Increased State Spending on Water Supply Projects. We estimate the measure would dedicate between $2.5 billion and $4 billion per year for water supply projects from existing state revenues for the next few decades. This level of spending would be a very significant increase from current General Fund expenditures for water supply. The amount of annual state funding dedicated to projects would depend on General Fund revenues each year. The duration of time for which funding is set aside would depend on (1) the total costs to implement projects selected for funding, including bond debt service payments; (2) how much of these costs are funded by the state versus local governments or other funders; and (3) how long projects take to complete. To the degree the proposed changes to environmental permitting review shorten the time line for completing projects, this likely would reduce the costs associated with those individual projects

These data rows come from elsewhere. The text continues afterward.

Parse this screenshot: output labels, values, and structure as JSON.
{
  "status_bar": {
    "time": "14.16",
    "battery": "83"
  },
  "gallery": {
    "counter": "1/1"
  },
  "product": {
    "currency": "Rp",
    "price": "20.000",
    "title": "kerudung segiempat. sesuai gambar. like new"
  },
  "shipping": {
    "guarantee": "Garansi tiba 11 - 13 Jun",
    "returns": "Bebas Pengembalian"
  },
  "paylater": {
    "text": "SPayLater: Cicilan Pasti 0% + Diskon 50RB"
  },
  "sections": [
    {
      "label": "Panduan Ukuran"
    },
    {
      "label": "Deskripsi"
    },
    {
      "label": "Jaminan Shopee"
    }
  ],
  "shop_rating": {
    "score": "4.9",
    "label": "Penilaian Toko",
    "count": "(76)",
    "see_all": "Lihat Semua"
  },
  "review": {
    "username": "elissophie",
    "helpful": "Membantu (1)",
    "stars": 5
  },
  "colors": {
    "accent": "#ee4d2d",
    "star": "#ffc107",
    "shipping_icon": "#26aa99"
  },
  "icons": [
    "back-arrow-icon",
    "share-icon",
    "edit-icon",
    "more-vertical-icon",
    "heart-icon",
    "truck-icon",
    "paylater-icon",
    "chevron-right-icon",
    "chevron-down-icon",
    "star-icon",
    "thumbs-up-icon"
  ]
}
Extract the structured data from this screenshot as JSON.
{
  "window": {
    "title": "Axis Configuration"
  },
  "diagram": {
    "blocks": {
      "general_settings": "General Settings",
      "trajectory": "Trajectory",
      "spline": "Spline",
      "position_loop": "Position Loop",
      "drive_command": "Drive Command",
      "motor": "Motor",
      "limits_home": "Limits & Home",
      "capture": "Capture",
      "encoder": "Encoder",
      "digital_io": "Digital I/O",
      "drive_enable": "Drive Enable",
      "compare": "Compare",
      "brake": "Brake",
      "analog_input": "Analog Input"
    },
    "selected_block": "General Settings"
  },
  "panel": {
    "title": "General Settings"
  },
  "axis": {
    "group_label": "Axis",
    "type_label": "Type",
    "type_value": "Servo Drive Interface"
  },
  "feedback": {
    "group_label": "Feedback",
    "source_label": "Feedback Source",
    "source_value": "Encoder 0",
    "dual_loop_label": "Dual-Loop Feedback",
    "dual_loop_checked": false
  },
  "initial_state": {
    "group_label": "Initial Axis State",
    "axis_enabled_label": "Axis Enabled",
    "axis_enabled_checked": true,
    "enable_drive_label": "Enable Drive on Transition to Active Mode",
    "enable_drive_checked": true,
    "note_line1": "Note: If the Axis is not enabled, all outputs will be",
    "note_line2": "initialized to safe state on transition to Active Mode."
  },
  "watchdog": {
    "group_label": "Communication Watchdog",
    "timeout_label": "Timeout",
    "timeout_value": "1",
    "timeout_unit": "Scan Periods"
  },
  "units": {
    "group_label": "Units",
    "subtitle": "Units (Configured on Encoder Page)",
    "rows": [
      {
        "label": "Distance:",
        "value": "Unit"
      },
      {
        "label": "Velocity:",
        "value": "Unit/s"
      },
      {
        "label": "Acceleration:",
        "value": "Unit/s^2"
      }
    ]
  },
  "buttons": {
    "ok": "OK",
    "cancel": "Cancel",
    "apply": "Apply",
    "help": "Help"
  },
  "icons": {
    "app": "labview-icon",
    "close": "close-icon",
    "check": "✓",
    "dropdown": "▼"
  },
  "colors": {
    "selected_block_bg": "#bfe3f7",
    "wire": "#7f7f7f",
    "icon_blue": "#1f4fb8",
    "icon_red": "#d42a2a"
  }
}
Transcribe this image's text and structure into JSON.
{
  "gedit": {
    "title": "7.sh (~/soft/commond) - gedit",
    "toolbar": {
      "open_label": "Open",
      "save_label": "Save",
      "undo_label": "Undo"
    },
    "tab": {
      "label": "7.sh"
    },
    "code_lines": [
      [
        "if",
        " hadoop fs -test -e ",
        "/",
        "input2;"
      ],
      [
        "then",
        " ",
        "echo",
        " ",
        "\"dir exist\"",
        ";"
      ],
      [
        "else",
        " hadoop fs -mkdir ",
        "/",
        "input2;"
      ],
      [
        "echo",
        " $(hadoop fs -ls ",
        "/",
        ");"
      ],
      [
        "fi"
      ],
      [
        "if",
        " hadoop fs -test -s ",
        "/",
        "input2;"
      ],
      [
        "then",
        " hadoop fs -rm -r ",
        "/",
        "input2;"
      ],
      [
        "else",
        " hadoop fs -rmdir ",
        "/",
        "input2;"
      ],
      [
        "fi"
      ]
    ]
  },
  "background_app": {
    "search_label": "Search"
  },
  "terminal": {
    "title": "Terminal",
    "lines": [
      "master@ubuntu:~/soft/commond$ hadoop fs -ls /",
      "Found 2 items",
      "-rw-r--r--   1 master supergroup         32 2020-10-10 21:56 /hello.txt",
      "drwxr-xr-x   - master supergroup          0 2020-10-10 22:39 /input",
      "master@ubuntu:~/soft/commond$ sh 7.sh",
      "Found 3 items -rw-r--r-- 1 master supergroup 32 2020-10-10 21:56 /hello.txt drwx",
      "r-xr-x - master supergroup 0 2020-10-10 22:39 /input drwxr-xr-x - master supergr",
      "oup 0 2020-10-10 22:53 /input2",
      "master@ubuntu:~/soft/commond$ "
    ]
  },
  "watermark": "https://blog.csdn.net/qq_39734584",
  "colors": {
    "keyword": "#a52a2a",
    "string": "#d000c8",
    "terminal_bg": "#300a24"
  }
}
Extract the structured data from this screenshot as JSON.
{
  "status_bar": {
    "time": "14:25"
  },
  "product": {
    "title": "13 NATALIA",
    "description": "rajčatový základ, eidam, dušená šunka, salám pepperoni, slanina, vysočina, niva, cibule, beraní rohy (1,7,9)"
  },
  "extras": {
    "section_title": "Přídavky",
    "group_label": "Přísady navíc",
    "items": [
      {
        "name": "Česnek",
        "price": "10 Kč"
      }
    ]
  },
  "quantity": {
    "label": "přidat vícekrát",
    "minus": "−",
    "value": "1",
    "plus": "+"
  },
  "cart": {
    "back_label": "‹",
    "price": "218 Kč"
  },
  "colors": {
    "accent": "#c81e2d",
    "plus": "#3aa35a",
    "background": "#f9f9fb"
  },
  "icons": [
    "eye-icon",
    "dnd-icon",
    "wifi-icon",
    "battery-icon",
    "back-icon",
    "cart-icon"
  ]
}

Less Funding Available for Other State Activities. Creating a new annual spending requirement of $2.5 billion to $4 billion for water supply means that these state funds would therefore not be available for other activities that could be funded from the General Fund. In years when the state has a large General Fund surplus—specifically, when General Fund revenues are more than 2 percent higher than existing budget commitments—this measure would reduce the state’s ability to expand other programs. However, in years when the state does not have a large surplus, this measure could require the state to make reductions to existing programs unless it takes other actions, such as raising additional revenues. The measure would not affect the minimum annual funding requirement for schools and community colleges.
State Appropriations Limit Consideration. The State Constitution limits how much tax revenues the state can spend each year. However, certain types of spending, most notably for infrastructure, are excluded from this limit. In recent years, the limit has been an important consideration in state budgeting decisions. Because most of the funding from this measure would support water supply infrastructure projects, this measure likely would increase the amount the state spends on excluded purposes by as much as $2.5 billion to $4 billion per year. As a result, it would tend to increase the amount of revenue the state spends on purposes excluded from the limit. Spending more on purposes excluded from the limit would reduce the chances the state spends revenues in excess of the limit. Revenues in excess of the limit, over a two-year period, triggers a requirement for taxpayer rebates and additional school payments.
Likely Decrease in Local Government Costs for Water Projects. Providing a significant increase in state funds for local projects could affect how much of their own funds local governments spend on these projects. In some cases, state funds would reduce local spending and result in savings. For example, this would occur in cases where state funds replace monies that local governments would have spent on projects even if state funds had not been available. In other cases, local governments could decide to take advantage of state funds to construct new water supply projects they would not have otherwise undertaken. In such cases, they could incur some additional costs by funding a portion of the construction costs, as well as to conduct ongoing operations and maintenance of the new facilities. While the net impact of this measure on local governments is unknown, overall it likely will result in some amount of savings from state funds replacing local funds. To the extent this occurs, it could result in water customers paying lower water bills than they otherwise would in the absence of the measure.
Summary of Fiscal Effects. We estimate that this measure could have the following major fiscal effects on the state and local governments: